THE RECORDS Block Start
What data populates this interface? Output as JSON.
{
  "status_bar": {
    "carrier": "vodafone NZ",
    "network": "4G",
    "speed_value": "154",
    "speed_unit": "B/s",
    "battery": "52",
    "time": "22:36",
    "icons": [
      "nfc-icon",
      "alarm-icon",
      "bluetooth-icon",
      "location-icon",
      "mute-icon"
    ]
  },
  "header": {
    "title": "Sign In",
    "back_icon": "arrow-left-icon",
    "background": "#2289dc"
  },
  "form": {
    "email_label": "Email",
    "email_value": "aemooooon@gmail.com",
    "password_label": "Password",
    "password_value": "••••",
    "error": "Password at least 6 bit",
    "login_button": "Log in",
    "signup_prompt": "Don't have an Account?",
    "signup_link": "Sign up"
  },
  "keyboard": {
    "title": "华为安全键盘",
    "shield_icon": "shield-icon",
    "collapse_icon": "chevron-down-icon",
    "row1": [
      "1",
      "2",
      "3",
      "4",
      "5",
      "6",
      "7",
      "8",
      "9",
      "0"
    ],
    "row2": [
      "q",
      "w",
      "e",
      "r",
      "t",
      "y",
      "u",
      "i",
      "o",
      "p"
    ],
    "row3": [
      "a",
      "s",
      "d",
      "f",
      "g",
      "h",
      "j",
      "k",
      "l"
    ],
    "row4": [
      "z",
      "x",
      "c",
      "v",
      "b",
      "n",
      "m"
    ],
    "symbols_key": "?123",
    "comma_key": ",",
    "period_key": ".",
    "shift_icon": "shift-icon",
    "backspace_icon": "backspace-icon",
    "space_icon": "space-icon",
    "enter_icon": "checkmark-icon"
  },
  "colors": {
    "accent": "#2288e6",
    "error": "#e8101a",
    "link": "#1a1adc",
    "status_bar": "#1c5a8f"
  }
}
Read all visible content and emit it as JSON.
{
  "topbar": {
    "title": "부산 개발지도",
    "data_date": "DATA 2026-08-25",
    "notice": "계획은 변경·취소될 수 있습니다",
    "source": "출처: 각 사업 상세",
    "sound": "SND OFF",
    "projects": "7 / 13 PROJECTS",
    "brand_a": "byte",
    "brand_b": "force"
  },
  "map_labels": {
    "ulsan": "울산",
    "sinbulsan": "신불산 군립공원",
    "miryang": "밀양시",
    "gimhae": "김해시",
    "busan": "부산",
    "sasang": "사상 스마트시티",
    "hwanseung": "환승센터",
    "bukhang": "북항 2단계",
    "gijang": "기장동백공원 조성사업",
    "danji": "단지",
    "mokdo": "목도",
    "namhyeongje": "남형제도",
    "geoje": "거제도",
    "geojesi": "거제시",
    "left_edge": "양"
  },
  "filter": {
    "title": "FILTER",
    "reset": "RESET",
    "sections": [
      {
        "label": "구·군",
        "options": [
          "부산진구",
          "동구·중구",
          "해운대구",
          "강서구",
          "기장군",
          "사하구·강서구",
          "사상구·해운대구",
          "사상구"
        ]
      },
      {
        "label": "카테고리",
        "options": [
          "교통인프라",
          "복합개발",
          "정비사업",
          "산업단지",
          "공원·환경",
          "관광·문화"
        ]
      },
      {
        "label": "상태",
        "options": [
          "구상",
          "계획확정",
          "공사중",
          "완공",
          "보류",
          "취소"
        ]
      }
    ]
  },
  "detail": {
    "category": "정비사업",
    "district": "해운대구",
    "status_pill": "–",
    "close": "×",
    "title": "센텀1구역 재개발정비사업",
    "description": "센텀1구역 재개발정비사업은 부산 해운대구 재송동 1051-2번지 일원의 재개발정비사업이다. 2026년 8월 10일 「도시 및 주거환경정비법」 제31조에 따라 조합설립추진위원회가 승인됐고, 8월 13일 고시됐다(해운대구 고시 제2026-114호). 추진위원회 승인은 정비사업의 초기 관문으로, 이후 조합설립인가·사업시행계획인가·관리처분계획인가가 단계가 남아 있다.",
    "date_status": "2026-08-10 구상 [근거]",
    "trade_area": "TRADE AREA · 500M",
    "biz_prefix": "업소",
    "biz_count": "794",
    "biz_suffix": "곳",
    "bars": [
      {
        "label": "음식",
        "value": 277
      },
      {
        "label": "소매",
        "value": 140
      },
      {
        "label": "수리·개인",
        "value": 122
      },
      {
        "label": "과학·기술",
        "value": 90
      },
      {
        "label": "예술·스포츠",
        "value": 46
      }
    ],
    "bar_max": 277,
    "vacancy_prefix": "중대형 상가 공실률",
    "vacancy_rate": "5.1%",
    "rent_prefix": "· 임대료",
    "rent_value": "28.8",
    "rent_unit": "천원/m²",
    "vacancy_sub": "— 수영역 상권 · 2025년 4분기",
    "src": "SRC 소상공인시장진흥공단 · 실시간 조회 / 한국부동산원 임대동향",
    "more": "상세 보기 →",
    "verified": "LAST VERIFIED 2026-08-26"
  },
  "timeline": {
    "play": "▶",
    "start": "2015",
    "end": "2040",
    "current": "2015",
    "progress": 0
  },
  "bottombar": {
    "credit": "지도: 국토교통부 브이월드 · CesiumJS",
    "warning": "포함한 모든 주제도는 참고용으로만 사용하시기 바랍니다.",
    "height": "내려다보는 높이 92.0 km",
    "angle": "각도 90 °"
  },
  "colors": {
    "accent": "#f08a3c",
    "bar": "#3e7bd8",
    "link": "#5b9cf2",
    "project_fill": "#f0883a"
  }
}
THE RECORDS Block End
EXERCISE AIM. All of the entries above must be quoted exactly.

THE ANSWER.
What data populates this interface? Output as JSON.
{
  "status_bar": {
    "carrier": "vodafone NZ",
    "network": "4G",
    "speed_value": "154",
    "speed_unit": "B/s",
    "battery": "52",
    "time": "22:36",
    "icons": [
      "nfc-icon",
      "alarm-icon",
      "bluetooth-icon",
      "location-icon",
      "mute-icon"
    ]
  },
  "header": {
    "title": "Sign In",
    "back_icon": "arrow-left-icon",
    "background": "#2289dc"
  },
  "form": {
    "email_label": "Email",
    "email_value": "aemooooon@gmail.com",
    "password_label": "Password",
    "password_value": "••••",
    "error": "Password at least 6 bit",
    "login_button": "Log in",
    "signup_prompt": "Don't have an Account?",
    "signup_link": "Sign up"
  },
  "keyboard": {
    "title": "华为安全键盘",
    "shield_icon": "shield-icon",
    "collapse_icon": "chevron-down-icon",
    "row1": [
      "1",
      "2",
      "3",
      "4",
      "5",
      "6",
      "7",
      "8",
      "9",
      "0"
    ],
    "row2": [
      "q",
      "w",
      "e",
      "r",
      "t",
      "y",
      "u",
      "i",
      "o",
      "p"
    ],
    "row3": [
      "a",
      "s",
      "d",
      "f",
      "g",
      "h",
      "j",
      "k",
      "l"
    ],
    "row4": [
      "z",
      "x",
      "c",
      "v",
      "b",
      "n",
      "m"
    ],
    "symbols_key": "?123",
    "comma_key": ",",
    "period_key": ".",
    "shift_icon": "shift-icon",
    "backspace_icon": "backspace-icon",
    "space_icon": "space-icon",
    "enter_icon": "checkmark-icon"
  },
  "colors": {
    "accent": "#2288e6",
    "error": "#e8101a",
    "link": "#1a1adc",
    "status_bar": "#1c5a8f"
  }
}
Read all visible content and emit it as JSON.
{
  "topbar": {
    "title": "부산 개발지도",
    "data_date": "DATA 2026-08-25",
    "notice": "계획은 변경·취소될 수 있습니다",
    "source": "출처: 각 사업 상세",
    "sound": "SND OFF",
    "projects": "7 / 13 PROJECTS",
    "brand_a": "byte",
    "brand_b": "force"
  },
  "map_labels": {
    "ulsan": "울산",
    "sinbulsan": "신불산 군립공원",
    "miryang": "밀양시",
    "gimhae": "김해시",
    "busan": "부산",
    "sasang": "사상 스마트시티",
    "hwanseung": "환승센터",
    "bukhang": "북항 2단계",
    "gijang": "기장동백공원 조성사업",
    "danji": "단지",
    "mokdo": "목도",
    "namhyeongje": "남형제도",
    "geoje": "거제도",
    "geojesi": "거제시",
    "left_edge": "양"
  },
  "filter": {
    "title": "FILTER",
    "reset": "RESET",
    "sections": [
      {
        "label": "구·군",
        "options": [
          "부산진구",
          "동구·중구",
          "해운대구",
          "강서구",
          "기장군",
          "사하구·강서구",
          "사상구·해운대구",
          "사상구"
        ]
      },
      {
        "label": "카테고리",
        "options": [
          "교통인프라",
          "복합개발",
          "정비사업",
          "산업단지",
          "공원·환경",
          "관광·문화"
        ]
      },
      {
        "label": "상태",
        "options": [
          "구상",
          "계획확정",
          "공사중",
          "완공",
          "보류",
          "취소"
        ]
      }
    ]
  },
  "detail": {
    "category": "정비사업",
    "district": "해운대구",
    "status_pill": "–",
    "close": "×",
    "title": "센텀1구역 재개발정비사업",
    "description": "센텀1구역 재개발정비사업은 부산 해운대구 재송동 1051-2번지 일원의 재개발정비사업이다. 2026년 8월 10일 「도시 및 주거환경정비법」 제31조에 따라 조합설립추진위원회가 승인됐고, 8월 13일 고시됐다(해운대구 고시 제2026-114호). 추진위원회 승인은 정비사업의 초기 관문으로, 이후 조합설립인가·사업시행계획인가·관리처분계획인가가 단계가 남아 있다.",
    "date_status": "2026-08-10 구상 [근거]",
    "trade_area": "TRADE AREA · 500M",
    "biz_prefix": "업소",
    "biz_count": "794",
    "biz_suffix": "곳",
    "bars": [
      {
        "label": "음식",
        "value": 277
      },
      {
        "label": "소매",
        "value": 140
      },
      {
        "label": "수리·개인",
        "value": 122
      },
      {
        "label": "과학·기술",
        "value": 90
      },
      {
        "label": "예술·스포츠",
        "value": 46
      }
    ],
    "bar_max": 277,
    "vacancy_prefix": "중대형 상가 공실률",
    "vacancy_rate": "5.1%",
    "rent_prefix": "· 임대료",
    "rent_value": "28.8",
    "rent_unit": "천원/m²",
    "vacancy_sub": "— 수영역 상권 · 2025년 4분기",
    "src": "SRC 소상공인시장진흥공단 · 실시간 조회 / 한국부동산원 임대동향",
    "more": "상세 보기 →",
    "verified": "LAST VERIFIED 2026-08-26"
  },
  "timeline": {
    "play": "▶",
    "start": "2015",
    "end": "2040",
    "current": "2015",
    "progress": 0
  },
  "bottombar": {
    "credit": "지도: 국토교통부 브이월드 · CesiumJS",
    "warning": "포함한 모든 주제도는 참고용으로만 사용하시기 바랍니다.",
    "height": "내려다보는 높이 92.0 km",
    "angle": "각도 90 °"
  },
  "colors": {
    "accent": "#f08a3c",
    "bar": "#3e7bd8",
    "link": "#5b9cf2",
    "project_fill": "#f0883a"
  }
}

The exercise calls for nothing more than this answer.